New research/new recommendations
New research conducted at Oklahoma State University by Dr. Mike Smith has led to a change in the recommended application method of phosphorus and potassium. The same application amount per acre is recommended. However, it is now recommended to apply both phosphorus and potassium in a band halfway between the trunk and the drip line of the tree instead of broadcasting over the entire area around the trees. If drip irrigation is used, then phosphorus and/or potassium should be applied near the drip irrigation line (Smith, 2012). The soil around the band is overloaded with phosphorus and potassium, allowing the roots to absorb the nutrients which are then translocated throughout the tree. This research has led to an increase in the minimum leaf concentrations of both nutrients.

Phosphorus
Phosphorus (P) reduces leaf scorch, aids in preventing early defoliation and is an important nutrient in nut growth (Smith, 2003). The minimum concentration of leaf P for native pecan trees is 0.12 percent and 0.14 percent for improved varieties (Smith, 2012). Phosphorus should be applied annually until recommended leaf nutrient levels are reached. Once nutrient levels are above minimum concentrations, application should be stopped until levels once again fall below the desired amount.

Potassium
Potassium (K) is linked to kernel oil content (Hunter and Hammer, 1956) and plays a role in transporting carbohydrates (Rohla, 2010). The minimum concentration of leaf K for native pecan trees is 0.75 percent and 1.0 percent for improved varieties (Smith, 2012). Banding potassium and phosphorus together will reduce passes through the pecan orchard.

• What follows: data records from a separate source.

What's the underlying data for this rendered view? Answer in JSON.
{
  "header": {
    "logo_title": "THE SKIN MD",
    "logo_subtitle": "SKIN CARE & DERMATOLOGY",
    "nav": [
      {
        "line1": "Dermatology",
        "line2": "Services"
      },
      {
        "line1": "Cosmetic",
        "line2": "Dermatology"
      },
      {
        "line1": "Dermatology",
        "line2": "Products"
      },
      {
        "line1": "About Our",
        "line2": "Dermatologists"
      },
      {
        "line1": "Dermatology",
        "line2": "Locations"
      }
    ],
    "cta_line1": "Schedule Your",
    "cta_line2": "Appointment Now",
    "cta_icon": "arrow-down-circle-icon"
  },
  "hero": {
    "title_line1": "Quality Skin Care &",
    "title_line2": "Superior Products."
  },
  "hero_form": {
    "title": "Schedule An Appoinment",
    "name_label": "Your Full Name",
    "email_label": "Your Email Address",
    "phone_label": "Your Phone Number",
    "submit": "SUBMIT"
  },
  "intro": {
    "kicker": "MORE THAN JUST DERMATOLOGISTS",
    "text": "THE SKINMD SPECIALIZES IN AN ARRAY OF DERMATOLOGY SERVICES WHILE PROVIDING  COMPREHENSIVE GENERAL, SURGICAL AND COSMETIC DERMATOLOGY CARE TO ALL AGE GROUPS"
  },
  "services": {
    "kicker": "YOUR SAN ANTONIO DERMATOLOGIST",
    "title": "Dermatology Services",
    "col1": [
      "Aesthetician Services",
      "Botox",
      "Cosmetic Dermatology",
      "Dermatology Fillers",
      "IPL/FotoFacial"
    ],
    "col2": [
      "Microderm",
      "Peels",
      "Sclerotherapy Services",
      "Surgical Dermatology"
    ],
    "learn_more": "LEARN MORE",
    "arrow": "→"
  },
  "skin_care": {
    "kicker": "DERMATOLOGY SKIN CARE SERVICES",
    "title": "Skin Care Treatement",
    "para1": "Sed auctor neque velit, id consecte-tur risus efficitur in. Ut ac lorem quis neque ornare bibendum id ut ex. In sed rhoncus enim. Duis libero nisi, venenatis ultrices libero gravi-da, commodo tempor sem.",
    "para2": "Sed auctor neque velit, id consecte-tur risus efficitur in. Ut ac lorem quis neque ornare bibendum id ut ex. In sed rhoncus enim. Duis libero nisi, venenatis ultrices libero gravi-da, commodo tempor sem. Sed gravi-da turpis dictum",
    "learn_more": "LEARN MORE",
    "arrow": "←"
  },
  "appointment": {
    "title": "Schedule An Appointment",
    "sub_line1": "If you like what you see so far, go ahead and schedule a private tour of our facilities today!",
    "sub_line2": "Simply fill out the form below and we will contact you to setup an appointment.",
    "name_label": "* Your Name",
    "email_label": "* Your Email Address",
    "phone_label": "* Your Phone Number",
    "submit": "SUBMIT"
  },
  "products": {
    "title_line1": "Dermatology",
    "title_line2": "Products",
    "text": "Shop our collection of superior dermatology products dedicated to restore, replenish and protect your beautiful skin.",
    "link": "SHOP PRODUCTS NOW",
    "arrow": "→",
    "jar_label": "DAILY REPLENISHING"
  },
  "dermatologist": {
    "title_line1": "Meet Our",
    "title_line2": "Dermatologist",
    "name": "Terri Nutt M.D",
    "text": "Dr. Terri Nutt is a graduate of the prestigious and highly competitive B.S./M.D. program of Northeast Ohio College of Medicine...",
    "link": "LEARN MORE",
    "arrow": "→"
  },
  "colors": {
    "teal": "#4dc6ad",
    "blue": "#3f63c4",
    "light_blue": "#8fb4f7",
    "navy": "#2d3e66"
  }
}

Other nutrients
Other nutrients are important for a healthy orchard and should not be overlooked. Trees may not show signs of a deficiency, but nutrient levels may be low enough to sufficiently lower production. For current recommended application rates, see the abovementioned Pecan Leaf Elemental Sufficiency Ranges and Fertilizer Recommendations.

application
application
New research at Oklahoma State University suggests application of phosphorus and potassium in a band halfway between pecan trees and the dripline.